*Prompt*. An identical copy of the data below is needed.

━━━━━━━━━━━━━━━━━━━━

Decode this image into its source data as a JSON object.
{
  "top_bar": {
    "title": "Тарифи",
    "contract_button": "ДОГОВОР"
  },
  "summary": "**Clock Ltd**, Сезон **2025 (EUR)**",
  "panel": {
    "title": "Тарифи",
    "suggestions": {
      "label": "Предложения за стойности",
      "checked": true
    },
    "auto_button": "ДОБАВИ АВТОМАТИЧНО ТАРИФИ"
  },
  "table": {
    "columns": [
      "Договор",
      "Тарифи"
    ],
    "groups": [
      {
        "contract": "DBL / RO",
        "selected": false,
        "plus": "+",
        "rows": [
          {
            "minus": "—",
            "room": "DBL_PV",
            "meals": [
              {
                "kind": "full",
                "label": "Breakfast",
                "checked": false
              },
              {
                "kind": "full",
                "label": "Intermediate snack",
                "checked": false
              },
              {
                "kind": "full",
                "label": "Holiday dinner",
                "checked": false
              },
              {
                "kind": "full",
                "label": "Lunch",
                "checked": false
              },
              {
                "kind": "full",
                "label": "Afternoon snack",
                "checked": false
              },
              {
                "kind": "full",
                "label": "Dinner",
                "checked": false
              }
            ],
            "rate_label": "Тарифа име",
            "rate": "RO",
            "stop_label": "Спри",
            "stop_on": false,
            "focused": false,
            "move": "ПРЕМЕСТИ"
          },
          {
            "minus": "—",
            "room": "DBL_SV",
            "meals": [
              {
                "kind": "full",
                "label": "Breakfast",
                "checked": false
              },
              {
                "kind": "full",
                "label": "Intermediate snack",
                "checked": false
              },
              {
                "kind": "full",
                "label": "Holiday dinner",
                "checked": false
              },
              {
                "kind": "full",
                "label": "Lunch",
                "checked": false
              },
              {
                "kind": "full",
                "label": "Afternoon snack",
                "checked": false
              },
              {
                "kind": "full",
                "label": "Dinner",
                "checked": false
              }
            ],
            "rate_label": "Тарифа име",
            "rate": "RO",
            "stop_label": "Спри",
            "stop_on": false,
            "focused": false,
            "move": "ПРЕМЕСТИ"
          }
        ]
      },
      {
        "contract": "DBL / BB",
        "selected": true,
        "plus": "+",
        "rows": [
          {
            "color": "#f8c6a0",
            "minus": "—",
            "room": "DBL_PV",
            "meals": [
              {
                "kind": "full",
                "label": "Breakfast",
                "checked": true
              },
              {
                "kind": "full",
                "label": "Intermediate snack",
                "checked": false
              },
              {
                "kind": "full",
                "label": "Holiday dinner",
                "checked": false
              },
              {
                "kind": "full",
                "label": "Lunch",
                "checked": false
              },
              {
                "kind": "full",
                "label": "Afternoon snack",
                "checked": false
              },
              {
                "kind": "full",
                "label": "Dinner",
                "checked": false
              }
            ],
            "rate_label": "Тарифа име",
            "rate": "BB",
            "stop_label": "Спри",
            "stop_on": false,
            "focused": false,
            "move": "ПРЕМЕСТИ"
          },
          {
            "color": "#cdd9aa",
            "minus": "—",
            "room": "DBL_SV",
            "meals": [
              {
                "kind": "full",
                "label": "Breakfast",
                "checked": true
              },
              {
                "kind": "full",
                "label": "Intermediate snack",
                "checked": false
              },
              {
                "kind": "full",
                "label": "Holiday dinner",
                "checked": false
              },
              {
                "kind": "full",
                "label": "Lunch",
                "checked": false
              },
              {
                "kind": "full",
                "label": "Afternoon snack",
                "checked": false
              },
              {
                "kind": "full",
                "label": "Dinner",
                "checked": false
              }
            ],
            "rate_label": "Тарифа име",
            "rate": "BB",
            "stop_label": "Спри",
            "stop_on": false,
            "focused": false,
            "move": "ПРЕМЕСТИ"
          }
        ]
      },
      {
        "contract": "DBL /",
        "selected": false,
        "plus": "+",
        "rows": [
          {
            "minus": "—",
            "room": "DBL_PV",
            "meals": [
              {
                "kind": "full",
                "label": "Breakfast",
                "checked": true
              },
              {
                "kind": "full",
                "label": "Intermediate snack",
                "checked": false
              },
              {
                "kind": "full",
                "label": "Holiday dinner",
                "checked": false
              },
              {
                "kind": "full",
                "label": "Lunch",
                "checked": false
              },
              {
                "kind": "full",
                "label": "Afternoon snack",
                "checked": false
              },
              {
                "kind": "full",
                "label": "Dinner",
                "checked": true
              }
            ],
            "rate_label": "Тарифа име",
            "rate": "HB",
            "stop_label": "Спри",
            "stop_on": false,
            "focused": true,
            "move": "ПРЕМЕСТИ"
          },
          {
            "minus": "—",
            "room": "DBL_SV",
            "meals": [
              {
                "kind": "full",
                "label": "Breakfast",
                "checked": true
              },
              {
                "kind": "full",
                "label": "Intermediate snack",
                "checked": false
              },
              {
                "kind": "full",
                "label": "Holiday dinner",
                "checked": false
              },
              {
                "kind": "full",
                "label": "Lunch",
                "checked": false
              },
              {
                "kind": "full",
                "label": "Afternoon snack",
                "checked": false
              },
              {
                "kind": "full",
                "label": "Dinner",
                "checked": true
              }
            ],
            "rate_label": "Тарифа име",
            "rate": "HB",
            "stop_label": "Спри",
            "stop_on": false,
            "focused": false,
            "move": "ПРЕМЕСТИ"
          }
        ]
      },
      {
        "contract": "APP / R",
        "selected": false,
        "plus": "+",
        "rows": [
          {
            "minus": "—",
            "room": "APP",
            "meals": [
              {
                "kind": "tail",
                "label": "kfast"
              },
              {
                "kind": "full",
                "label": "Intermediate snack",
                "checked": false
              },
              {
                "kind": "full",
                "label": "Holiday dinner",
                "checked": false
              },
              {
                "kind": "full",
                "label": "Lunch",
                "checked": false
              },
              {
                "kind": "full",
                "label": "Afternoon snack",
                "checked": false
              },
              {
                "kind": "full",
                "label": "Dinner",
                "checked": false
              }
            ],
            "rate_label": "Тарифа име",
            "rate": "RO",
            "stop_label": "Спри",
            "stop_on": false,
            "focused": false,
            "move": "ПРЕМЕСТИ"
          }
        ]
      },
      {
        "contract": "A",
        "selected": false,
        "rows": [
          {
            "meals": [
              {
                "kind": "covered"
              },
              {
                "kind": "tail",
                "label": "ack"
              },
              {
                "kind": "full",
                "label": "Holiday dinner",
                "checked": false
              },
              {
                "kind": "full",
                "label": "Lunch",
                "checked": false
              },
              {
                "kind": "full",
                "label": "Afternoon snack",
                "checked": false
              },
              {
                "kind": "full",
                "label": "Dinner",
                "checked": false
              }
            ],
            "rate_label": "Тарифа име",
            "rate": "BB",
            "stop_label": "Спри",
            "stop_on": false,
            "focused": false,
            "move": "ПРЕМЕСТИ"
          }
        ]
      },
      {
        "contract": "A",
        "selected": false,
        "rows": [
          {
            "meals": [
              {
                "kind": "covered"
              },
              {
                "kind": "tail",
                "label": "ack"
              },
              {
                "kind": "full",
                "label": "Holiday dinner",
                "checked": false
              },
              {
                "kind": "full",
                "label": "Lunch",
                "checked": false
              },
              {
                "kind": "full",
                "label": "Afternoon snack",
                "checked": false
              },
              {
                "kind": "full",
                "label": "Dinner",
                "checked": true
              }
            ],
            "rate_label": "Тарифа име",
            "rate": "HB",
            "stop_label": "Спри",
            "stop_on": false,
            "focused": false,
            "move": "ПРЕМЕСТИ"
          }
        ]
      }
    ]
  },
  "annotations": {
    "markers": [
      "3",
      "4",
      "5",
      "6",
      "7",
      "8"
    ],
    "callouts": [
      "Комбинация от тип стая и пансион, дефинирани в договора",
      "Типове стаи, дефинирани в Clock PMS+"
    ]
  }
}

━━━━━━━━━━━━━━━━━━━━

*Worked solution*.
Decode this image into its source data as a JSON object.
{
  "top_bar": {
    "title": "Тарифи",
    "contract_button": "ДОГОВОР"
  },
  "summary": "**Clock Ltd**, Сезон **2025 (EUR)**",
  "panel": {
    "title": "Тарифи",
    "suggestions": {
      "label": "Предложения за стойности",
      "checked": true
    },
    "auto_button": "ДОБАВИ АВТОМАТИЧНО ТАРИФИ"
  },
  "table": {
    "columns": [
      "Договор",
      "Тарифи"
    ],
    "groups": [
      {
        "contract": "DBL / RO",
        "selected": false,
        "plus": "+",
        "rows": [
          {
            "minus": "—",
            "room": "DBL_PV",
            "meals": [
              {
                "kind": "full",
                "label": "Breakfast",
                "checked": false
              },
              {
                "kind": "full",
                "label": "Intermediate snack",
                "checked": false
              },
              {
                "kind": "full",
                "label": "Holiday dinner",
                "checked": false
              },
              {
                "kind": "full",
                "label": "Lunch",
                "checked": false
              },
              {
                "kind": "full",
                "label": "Afternoon snack",
                "checked": false
              },
              {
                "kind": "full",
                "label": "Dinner",
                "checked": false
              }
            ],
            "rate_label": "Тарифа име",
            "rate": "RO",
            "stop_label": "Спри",
            "stop_on": false,
            "focused": false,
            "move": "ПРЕМЕСТИ"
          },
          {
            "minus": "—",
            "room": "DBL_SV",
            "meals": [
              {
                "kind": "full",
                "label": "Breakfast",
                "checked": false
              },
              {
                "kind": "full",
                "label": "Intermediate snack",
                "checked": false
              },
              {
                "kind": "full",
                "label": "Holiday dinner",
                "checked": false
              },
              {
                "kind": "full",
                "label": "Lunch",
                "checked": false
              },
              {
                "kind": "full",
                "label": "Afternoon snack",
                "checked": false
              },
              {
                "kind": "full",
                "label": "Dinner",
                "checked": false
              }
            ],
            "rate_label": "Тарифа име",
            "rate": "RO",
            "stop_label": "Спри",
            "stop_on": false,
            "focused": false,
            "move": "ПРЕМЕСТИ"
          }
        ]
      },
      {
        "contract": "DBL / BB",
        "selected": true,
        "plus": "+",
        "rows": [
          {
            "color": "#f8c6a0",
            "minus": "—",
            "room": "DBL_PV",
            "meals": [
              {
                "kind": "full",
                "label": "Breakfast",
                "checked": true
              },
              {
                "kind": "full",
                "label": "Intermediate snack",
                "checked": false
              },
              {
                "kind": "full",
                "label": "Holiday dinner",
                "checked": false
              },
              {
                "kind": "full",
                "label": "Lunch",
                "checked": false
              },
              {
                "kind": "full",
                "label": "Afternoon snack",
                "checked": false
              },
              {
                "kind": "full",
                "label": "Dinner",
                "checked": false
              }
            ],
            "rate_label": "Тарифа име",
            "rate": "BB",
            "stop_label": "Спри",
            "stop_on": false,
            "focused": false,
            "move": "ПРЕМЕСТИ"
          },
          {
            "color": "#cdd9aa",
            "minus": "—",
            "room": "DBL_SV",
            "meals": [
              {
                "kind": "full",
                "label": "Breakfast",
                "checked": true
              },
              {
                "kind": "full",
                "label": "Intermediate snack",
                "checked": false
              },
              {
                "kind": "full",
                "label": "Holiday dinner",
                "checked": false
              },
              {
                "kind": "full",
                "label": "Lunch",
                "checked": false
              },
              {
                "kind": "full",
                "label": "Afternoon snack",
                "checked": false
              },
              {
                "kind": "full",
                "label": "Dinner",
                "checked": false
              }
            ],
            "rate_label": "Тарифа име",
            "rate": "BB",
            "stop_label": "Спри",
            "stop_on": false,
            "focused": false,
            "move": "ПРЕМЕСТИ"
          }
        ]
      },
      {
        "contract": "DBL /",
        "selected": false,
        "plus": "+",
        "rows": [
          {
            "minus": "—",
            "room": "DBL_PV",
            "meals": [
              {
                "kind": "full",
                "label": "Breakfast",
                "checked": true
              },
              {
                "kind": "full",
                "label": "Intermediate snack",
                "checked": false
              },
              {
                "kind": "full",
                "label": "Holiday dinner",
                "checked": false
              },
              {
                "kind": "full",
                "label": "Lunch",
                "checked": false
              },
              {
                "kind": "full",
                "label": "Afternoon snack",
                "checked": false
              },
              {
                "kind": "full",
                "label": "Dinner",
                "checked": true
              }
            ],
            "rate_label": "Тарифа име",
            "rate": "HB",
            "stop_label": "Спри",
            "stop_on": false,
            "focused": true,
            "move": "ПРЕМЕСТИ"
          },
          {
            "minus": "—",
            "room": "DBL_SV",
            "meals": [
              {
                "kind": "full",
                "label": "Breakfast",
                "checked": true
              },
              {
                "kind": "full",
                "label": "Intermediate snack",
                "checked": false
              },
              {
                "kind": "full",
                "label": "Holiday dinner",
                "checked": false
              },
              {
                "kind": "full",
                "label": "Lunch",
                "checked": false
              },
              {
                "kind": "full",
                "label": "Afternoon snack",
                "checked": false
              },
              {
                "kind": "full",
                "label": "Dinner",
                "checked": true
              }
            ],
            "rate_label": "Тарифа име",
            "rate": "HB",
            "stop_label": "Спри",
            "stop_on": false,
            "focused": false,
            "move": "ПРЕМЕСТИ"
          }
        ]
      },
      {
        "contract": "APP / R",
        "selected": false,
        "plus": "+",
        "rows": [
          {
            "minus": "—",
            "room": "APP",
            "meals": [
              {
                "kind": "tail",
                "label": "kfast"
              },
              {
                "kind": "full",
                "label": "Intermediate snack",
                "checked": false
              },
              {
                "kind": "full",
                "label": "Holiday dinner",
                "checked": false
              },
              {
                "kind": "full",
                "label": "Lunch",
                "checked": false
              },
              {
                "kind": "full",
                "label": "Afternoon snack",
                "checked": false
              },
              {
                "kind": "full",
                "label": "Dinner",
                "checked": false
              }
            ],
            "rate_label": "Тарифа име",
            "rate": "RO",
            "stop_label": "Спри",
            "stop_on": false,
            "focused": false,
            "move": "ПРЕМЕСТИ"
          }
        ]
      },
      {
        "contract": "A",
        "selected": false,
        "rows": [
          {
            "meals": [
              {
                "kind": "covered"
              },
              {
                "kind": "tail",
                "label": "ack"
              },
              {
                "kind": "full",
                "label": "Holiday dinner",
                "checked": false
              },
              {
                "kind": "full",
                "label": "Lunch",
                "checked": false
              },
              {
                "kind": "full",
                "label": "Afternoon snack",
                "checked": false
              },
              {
                "kind": "full",
                "label": "Dinner",
                "checked": false
              }
            ],
            "rate_label": "Тарифа име",
            "rate": "BB",
            "stop_label": "Спри",
            "stop_on": false,
            "focused": false,
            "move": "ПРЕМЕСТИ"
          }
        ]
      },
      {
        "contract": "A",
        "selected": false,
        "rows": [
          {
            "meals": [
              {
                "kind": "covered"
              },
              {
                "kind": "tail",
                "label": "ack"
              },
              {
                "kind": "full",
                "label": "Holiday dinner",
                "checked": false
              },
              {
                "kind": "full",
                "label": "Lunch",
                "checked": false
              },
              {
                "kind": "full",
                "label": "Afternoon snack",
                "checked": false
              },
              {
                "kind": "full",
                "label": "Dinner",
                "checked": true
              }
            ],
            "rate_label": "Тарифа име",
            "rate": "HB",
            "stop_label": "Спри",
            "stop_on": false,
            "focused": false,
            "move": "ПРЕМЕСТИ"
          }
        ]
      }
    ]
  },
  "annotations": {
    "markers": [
      "3",
      "4",
      "5",
      "6",
      "7",
      "8"
    ],
    "callouts": [
      "Комбинация от тип стая и пансион, дефинирани в договора",
      "Типове стаи, дефинирани в Clock PMS+"
    ]
  }
}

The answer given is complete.